Start of STORED DATA

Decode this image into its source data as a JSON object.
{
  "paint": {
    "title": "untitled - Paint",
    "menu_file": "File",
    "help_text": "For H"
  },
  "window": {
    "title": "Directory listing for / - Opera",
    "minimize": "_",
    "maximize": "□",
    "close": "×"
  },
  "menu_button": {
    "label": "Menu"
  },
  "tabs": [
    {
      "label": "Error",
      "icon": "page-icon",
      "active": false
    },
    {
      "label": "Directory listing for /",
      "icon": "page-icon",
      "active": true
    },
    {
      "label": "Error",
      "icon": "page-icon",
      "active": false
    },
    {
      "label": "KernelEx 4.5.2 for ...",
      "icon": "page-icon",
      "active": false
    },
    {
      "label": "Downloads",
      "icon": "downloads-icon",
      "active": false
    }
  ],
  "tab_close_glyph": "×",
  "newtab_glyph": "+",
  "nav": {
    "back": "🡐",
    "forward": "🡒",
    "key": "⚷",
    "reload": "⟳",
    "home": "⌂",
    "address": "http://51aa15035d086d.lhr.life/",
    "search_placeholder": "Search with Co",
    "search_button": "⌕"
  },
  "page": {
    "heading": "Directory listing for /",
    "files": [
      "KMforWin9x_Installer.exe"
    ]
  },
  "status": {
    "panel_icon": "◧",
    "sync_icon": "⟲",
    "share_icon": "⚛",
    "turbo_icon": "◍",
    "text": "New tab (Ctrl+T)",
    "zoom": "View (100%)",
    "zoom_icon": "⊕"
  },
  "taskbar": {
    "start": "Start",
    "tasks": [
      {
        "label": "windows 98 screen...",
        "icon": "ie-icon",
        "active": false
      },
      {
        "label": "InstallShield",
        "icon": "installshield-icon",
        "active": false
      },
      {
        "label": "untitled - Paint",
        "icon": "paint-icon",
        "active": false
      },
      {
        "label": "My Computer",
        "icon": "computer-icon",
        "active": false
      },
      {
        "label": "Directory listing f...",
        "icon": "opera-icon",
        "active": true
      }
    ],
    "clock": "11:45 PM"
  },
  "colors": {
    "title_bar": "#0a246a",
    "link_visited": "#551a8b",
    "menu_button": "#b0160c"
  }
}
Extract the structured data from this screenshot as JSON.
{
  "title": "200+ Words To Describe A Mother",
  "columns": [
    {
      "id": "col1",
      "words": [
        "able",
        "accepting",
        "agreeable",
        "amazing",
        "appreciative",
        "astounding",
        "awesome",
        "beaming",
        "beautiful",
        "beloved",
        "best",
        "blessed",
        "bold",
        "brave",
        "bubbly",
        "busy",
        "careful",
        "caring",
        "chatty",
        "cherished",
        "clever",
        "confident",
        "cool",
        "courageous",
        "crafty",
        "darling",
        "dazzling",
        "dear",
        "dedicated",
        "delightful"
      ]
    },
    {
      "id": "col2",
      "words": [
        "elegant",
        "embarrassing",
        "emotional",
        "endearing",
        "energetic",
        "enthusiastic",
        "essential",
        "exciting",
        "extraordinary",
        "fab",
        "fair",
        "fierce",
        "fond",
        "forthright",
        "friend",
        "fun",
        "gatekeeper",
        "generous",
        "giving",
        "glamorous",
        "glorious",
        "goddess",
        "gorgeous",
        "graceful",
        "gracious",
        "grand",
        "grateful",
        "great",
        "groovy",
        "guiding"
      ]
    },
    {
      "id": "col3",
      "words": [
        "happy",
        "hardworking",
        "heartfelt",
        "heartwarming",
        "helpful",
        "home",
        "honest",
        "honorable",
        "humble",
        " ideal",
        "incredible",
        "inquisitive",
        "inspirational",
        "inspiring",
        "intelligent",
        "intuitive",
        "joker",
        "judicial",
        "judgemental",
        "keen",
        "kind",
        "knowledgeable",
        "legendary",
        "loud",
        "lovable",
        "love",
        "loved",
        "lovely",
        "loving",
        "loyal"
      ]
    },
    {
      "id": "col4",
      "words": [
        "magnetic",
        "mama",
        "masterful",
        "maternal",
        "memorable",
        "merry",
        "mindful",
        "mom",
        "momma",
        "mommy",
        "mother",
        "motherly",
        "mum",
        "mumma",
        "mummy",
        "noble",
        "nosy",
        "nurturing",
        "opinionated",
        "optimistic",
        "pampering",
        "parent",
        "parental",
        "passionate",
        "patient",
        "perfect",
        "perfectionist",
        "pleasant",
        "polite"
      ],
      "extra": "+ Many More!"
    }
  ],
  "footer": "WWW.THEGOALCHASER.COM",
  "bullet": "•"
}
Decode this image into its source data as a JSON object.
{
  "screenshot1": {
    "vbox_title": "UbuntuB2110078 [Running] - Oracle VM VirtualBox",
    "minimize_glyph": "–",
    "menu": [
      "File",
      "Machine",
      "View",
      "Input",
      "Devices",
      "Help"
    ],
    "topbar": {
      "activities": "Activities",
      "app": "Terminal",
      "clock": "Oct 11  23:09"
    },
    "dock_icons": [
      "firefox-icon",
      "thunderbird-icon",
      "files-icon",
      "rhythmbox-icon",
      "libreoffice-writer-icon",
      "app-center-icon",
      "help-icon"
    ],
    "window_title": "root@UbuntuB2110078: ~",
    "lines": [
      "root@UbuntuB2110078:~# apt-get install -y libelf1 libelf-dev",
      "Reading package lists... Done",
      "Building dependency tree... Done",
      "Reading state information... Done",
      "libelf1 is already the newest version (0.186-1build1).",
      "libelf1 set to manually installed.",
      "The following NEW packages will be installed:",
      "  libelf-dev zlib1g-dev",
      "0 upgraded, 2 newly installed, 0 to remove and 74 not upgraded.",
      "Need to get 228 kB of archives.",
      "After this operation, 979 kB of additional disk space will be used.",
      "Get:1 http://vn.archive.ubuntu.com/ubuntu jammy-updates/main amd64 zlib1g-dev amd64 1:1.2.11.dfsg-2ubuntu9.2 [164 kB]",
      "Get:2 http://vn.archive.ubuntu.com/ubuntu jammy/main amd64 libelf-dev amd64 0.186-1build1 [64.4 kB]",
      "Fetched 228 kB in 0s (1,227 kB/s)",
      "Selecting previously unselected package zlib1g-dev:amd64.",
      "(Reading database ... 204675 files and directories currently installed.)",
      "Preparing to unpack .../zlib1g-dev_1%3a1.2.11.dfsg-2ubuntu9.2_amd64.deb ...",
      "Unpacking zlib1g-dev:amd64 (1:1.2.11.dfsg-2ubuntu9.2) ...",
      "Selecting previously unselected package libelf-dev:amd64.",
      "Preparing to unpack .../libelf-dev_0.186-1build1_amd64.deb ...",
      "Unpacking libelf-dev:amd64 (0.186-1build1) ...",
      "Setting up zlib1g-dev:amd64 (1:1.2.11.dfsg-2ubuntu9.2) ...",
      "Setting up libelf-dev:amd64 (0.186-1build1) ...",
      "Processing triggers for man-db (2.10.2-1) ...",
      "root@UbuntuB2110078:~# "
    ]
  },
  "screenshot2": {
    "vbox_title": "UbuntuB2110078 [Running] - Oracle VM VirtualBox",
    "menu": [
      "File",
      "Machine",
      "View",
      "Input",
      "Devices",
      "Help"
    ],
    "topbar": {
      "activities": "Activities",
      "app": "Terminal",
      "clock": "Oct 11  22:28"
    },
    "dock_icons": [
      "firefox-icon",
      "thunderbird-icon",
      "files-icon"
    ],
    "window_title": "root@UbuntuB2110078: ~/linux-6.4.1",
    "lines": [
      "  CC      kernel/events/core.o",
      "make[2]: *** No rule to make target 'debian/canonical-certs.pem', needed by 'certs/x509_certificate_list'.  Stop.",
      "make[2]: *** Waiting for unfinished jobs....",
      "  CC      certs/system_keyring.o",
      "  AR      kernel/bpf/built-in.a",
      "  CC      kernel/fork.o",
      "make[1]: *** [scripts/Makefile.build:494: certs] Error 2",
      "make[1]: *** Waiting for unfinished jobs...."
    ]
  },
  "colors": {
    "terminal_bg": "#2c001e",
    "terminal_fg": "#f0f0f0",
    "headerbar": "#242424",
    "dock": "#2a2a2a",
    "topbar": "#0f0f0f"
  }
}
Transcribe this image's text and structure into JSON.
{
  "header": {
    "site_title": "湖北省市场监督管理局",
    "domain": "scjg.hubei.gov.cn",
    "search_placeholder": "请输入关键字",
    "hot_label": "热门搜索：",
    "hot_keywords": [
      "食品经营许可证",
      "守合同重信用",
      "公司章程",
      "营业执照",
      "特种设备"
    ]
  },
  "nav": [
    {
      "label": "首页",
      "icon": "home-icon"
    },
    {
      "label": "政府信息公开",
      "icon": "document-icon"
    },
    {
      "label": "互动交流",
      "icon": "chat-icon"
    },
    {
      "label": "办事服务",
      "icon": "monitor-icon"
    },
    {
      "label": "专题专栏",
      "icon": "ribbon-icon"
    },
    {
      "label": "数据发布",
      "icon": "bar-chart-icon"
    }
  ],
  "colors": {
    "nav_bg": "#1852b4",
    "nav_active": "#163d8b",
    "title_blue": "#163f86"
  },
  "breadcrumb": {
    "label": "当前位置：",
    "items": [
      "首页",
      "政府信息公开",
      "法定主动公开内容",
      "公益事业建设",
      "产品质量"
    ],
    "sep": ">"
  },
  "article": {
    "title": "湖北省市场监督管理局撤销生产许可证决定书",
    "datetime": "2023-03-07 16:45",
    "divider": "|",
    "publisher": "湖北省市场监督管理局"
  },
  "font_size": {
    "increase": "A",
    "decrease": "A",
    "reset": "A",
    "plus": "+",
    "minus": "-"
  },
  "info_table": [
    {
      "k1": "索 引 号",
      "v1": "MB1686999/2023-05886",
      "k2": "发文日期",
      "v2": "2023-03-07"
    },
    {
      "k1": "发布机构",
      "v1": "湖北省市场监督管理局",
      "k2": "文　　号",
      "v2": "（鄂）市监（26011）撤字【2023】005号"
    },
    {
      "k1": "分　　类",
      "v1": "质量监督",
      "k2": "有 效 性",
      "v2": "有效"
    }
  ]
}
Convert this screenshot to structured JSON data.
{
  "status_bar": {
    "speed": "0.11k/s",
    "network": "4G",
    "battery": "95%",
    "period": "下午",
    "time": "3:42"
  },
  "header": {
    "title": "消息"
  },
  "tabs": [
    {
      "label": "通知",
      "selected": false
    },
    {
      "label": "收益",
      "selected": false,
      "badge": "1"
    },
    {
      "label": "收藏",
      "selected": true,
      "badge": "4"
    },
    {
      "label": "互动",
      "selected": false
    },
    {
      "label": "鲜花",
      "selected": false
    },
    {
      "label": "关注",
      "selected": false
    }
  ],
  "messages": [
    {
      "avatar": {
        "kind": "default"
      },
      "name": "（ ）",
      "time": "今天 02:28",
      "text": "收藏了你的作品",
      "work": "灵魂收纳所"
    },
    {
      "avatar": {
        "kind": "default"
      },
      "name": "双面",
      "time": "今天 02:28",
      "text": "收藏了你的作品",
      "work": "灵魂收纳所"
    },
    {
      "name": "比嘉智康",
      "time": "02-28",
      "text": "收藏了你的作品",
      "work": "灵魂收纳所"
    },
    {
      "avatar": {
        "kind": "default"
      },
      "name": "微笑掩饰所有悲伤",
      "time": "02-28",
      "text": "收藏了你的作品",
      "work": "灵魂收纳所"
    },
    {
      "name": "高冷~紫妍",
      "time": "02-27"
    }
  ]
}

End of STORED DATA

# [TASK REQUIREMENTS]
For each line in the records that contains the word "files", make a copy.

# [SOLUTION FOR THIS PROBLEM]
    "files": [
      "files-icon",
      "(Reading database ... 204675 files and directories currently installed.)",
      "files-icon"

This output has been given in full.